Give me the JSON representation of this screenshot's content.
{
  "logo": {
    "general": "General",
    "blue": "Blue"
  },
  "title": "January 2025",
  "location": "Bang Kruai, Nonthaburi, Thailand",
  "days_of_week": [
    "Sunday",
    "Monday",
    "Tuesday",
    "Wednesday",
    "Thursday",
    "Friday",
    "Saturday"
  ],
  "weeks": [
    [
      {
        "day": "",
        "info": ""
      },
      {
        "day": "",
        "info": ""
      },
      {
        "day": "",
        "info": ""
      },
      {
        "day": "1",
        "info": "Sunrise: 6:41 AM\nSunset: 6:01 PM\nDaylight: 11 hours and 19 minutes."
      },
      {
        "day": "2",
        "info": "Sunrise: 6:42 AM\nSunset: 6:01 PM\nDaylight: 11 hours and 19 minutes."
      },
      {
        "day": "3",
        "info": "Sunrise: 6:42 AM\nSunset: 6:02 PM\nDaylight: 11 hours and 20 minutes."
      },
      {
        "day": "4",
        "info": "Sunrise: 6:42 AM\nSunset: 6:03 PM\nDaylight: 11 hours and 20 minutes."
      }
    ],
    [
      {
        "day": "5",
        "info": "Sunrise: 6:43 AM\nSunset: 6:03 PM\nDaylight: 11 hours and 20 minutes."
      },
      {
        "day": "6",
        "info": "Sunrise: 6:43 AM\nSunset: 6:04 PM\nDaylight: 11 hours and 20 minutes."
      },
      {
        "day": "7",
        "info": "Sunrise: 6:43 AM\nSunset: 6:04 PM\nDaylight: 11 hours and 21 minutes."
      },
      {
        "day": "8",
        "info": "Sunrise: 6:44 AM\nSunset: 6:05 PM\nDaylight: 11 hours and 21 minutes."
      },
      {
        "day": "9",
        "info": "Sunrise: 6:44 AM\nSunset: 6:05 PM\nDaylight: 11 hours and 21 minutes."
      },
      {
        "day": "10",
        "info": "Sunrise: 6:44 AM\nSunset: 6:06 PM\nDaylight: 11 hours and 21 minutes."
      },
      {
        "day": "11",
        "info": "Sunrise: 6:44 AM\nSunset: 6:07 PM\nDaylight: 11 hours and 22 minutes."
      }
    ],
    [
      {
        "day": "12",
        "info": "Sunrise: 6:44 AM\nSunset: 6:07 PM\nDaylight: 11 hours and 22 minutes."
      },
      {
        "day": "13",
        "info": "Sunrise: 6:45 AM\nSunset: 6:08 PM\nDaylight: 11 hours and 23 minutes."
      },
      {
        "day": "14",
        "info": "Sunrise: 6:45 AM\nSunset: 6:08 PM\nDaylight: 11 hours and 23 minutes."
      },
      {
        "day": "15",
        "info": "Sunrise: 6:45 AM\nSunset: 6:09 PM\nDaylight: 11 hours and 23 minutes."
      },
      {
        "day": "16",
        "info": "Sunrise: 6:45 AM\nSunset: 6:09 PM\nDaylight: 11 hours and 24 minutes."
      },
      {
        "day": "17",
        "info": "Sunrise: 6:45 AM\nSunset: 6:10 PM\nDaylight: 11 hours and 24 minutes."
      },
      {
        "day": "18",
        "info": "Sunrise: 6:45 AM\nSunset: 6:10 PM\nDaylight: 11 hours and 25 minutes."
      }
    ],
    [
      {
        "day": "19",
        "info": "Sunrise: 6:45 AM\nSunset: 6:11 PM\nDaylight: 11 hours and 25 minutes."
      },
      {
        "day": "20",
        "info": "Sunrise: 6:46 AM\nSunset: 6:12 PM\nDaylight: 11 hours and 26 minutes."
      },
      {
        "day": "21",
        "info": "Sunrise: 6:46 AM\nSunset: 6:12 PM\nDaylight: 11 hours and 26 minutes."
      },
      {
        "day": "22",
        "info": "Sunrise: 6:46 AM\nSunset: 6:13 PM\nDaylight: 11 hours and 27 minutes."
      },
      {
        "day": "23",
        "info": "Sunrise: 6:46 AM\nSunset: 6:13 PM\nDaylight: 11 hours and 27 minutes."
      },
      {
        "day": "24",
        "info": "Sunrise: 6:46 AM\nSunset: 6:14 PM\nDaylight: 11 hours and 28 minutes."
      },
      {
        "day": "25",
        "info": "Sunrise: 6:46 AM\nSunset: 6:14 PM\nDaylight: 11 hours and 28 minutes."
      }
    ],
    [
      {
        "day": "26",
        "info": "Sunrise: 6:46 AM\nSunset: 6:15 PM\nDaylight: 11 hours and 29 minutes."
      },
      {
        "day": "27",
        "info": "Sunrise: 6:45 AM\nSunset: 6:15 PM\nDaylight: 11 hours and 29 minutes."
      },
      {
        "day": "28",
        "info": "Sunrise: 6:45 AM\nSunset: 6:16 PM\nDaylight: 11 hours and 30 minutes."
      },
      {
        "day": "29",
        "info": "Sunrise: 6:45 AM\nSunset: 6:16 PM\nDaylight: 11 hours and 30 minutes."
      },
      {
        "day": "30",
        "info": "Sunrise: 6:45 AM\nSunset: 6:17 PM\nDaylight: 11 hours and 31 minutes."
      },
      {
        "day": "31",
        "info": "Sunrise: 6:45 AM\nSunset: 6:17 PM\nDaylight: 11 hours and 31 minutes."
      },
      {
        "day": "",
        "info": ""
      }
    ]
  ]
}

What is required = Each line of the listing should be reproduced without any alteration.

Final answer =
Give me the JSON representation of this screenshot's content.
{
  "logo": {
    "general": "General",
    "blue": "Blue"
  },
  "title": "January 2025",
  "location": "Bang Kruai, Nonthaburi, Thailand",
  "days_of_week": [
    "Sunday",
    "Monday",
    "Tuesday",
    "Wednesday",
    "Thursday",
    "Friday",
    "Saturday"
  ],
  "weeks": [
    [
      {
        "day": "",
        "info": ""
      },
      {
        "day": "",
        "info": ""
      },
      {
        "day": "",
        "info": ""
      },
      {
        "day": "1",
        "info": "Sunrise: 6:41 AM\nSunset: 6:01 PM\nDaylight: 11 hours and 19 minutes."
      },
      {
        "day": "2",
        "info": "Sunrise: 6:42 AM\nSunset: 6:01 PM\nDaylight: 11 hours and 19 minutes."
      },
      {
        "day": "3",
        "info": "Sunrise: 6:42 AM\nSunset: 6:02 PM\nDaylight: 11 hours and 20 minutes."
      },
      {
        "day": "4",
        "info": "Sunrise: 6:42 AM\nSunset: 6:03 PM\nDaylight: 11 hours and 20 minutes."
      }
    ],
    [
      {
        "day": "5",
        "info": "Sunrise: 6:43 AM\nSunset: 6:03 PM\nDaylight: 11 hours and 20 minutes."
      },
      {
        "day": "6",
        "info": "Sunrise: 6:43 AM\nSunset: 6:04 PM\nDaylight: 11 hours and 20 minutes."
      },
      {
        "day": "7",
        "info": "Sunrise: 6:43 AM\nSunset: 6:04 PM\nDaylight: 11 hours and 21 minutes."
      },
      {
        "day": "8",
        "info": "Sunrise: 6:44 AM\nSunset: 6:05 PM\nDaylight: 11 hours and 21 minutes."
      },
      {
        "day": "9",
        "info": "Sunrise: 6:44 AM\nSunset: 6:05 PM\nDaylight: 11 hours and 21 minutes."
      },
      {
        "day": "10",
        "info": "Sunrise: 6:44 AM\nSunset: 6:06 PM\nDaylight: 11 hours and 21 minutes."
      },
      {
        "day": "11",
        "info": "Sunrise: 6:44 AM\nSunset: 6:07 PM\nDaylight: 11 hours and 22 minutes."
      }
    ],
    [
      {
        "day": "12",
        "info": "Sunrise: 6:44 AM\nSunset: 6:07 PM\nDaylight: 11 hours and 22 minutes."
      },
      {
        "day": "13",
        "info": "Sunrise: 6:45 AM\nSunset: 6:08 PM\nDaylight: 11 hours and 23 minutes."
      },
      {
        "day": "14",
        "info": "Sunrise: 6:45 AM\nSunset: 6:08 PM\nDaylight: 11 hours and 23 minutes."
      },
      {
        "day": "15",
        "info": "Sunrise: 6:45 AM\nSunset: 6:09 PM\nDaylight: 11 hours and 23 minutes."
      },
      {
        "day": "16",
        "info": "Sunrise: 6:45 AM\nSunset: 6:09 PM\nDaylight: 11 hours and 24 minutes."
      },
      {
        "day": "17",
        "info": "Sunrise: 6:45 AM\nSunset: 6:10 PM\nDaylight: 11 hours and 24 minutes."
      },
      {
        "day": "18",
        "info": "Sunrise: 6:45 AM\nSunset: 6:10 PM\nDaylight: 11 hours and 25 minutes."
      }
    ],
    [
      {
        "day": "19",
        "info": "Sunrise: 6:45 AM\nSunset: 6:11 PM\nDaylight: 11 hours and 25 minutes."
      },
      {
        "day": "20",
        "info": "Sunrise: 6:46 AM\nSunset: 6:12 PM\nDaylight: 11 hours and 26 minutes."
      },
      {
        "day": "21",
        "info": "Sunrise: 6:46 AM\nSunset: 6:12 PM\nDaylight: 11 hours and 26 minutes."
      },
      {
        "day": "22",
        "info": "Sunrise: 6:46 AM\nSunset: 6:13 PM\nDaylight: 11 hours and 27 minutes."
      },
      {
        "day": "23",
        "info": "Sunrise: 6:46 AM\nSunset: 6:13 PM\nDaylight: 11 hours and 27 minutes."
      },
      {
        "day": "24",
        "info": "Sunrise: 6:46 AM\nSunset: 6:14 PM\nDaylight: 11 hours and 28 minutes."
      },
      {
        "day": "25",
        "info": "Sunrise: 6:46 AM\nSunset: 6:14 PM\nDaylight: 11 hours and 28 minutes."
      }
    ],
    [
      {
        "day": "26",
        "info": "Sunrise: 6:46 AM\nSunset: 6:15 PM\nDaylight: 11 hours and 29 minutes."
      },
      {
        "day": "27",
        "info": "Sunrise: 6:45 AM\nSunset: 6:15 PM\nDaylight: 11 hours and 29 minutes."
      },
      {
        "day": "28",
        "info": "Sunrise: 6:45 AM\nSunset: 6:16 PM\nDaylight: 11 hours and 30 minutes."
      },
      {
        "day": "29",
        "info": "Sunrise: 6:45 AM\nSunset: 6:16 PM\nDaylight: 11 hours and 30 minutes."
      },
      {
        "day": "30",
        "info": "Sunrise: 6:45 AM\nSunset: 6:17 PM\nDaylight: 11 hours and 31 minutes."
      },
      {
        "day": "31",
        "info": "Sunrise: 6:45 AM\nSunset: 6:17 PM\nDaylight: 11 hours and 31 minutes."
      },
      {
        "day": "",
        "info": ""
      }
    ]
  ]
}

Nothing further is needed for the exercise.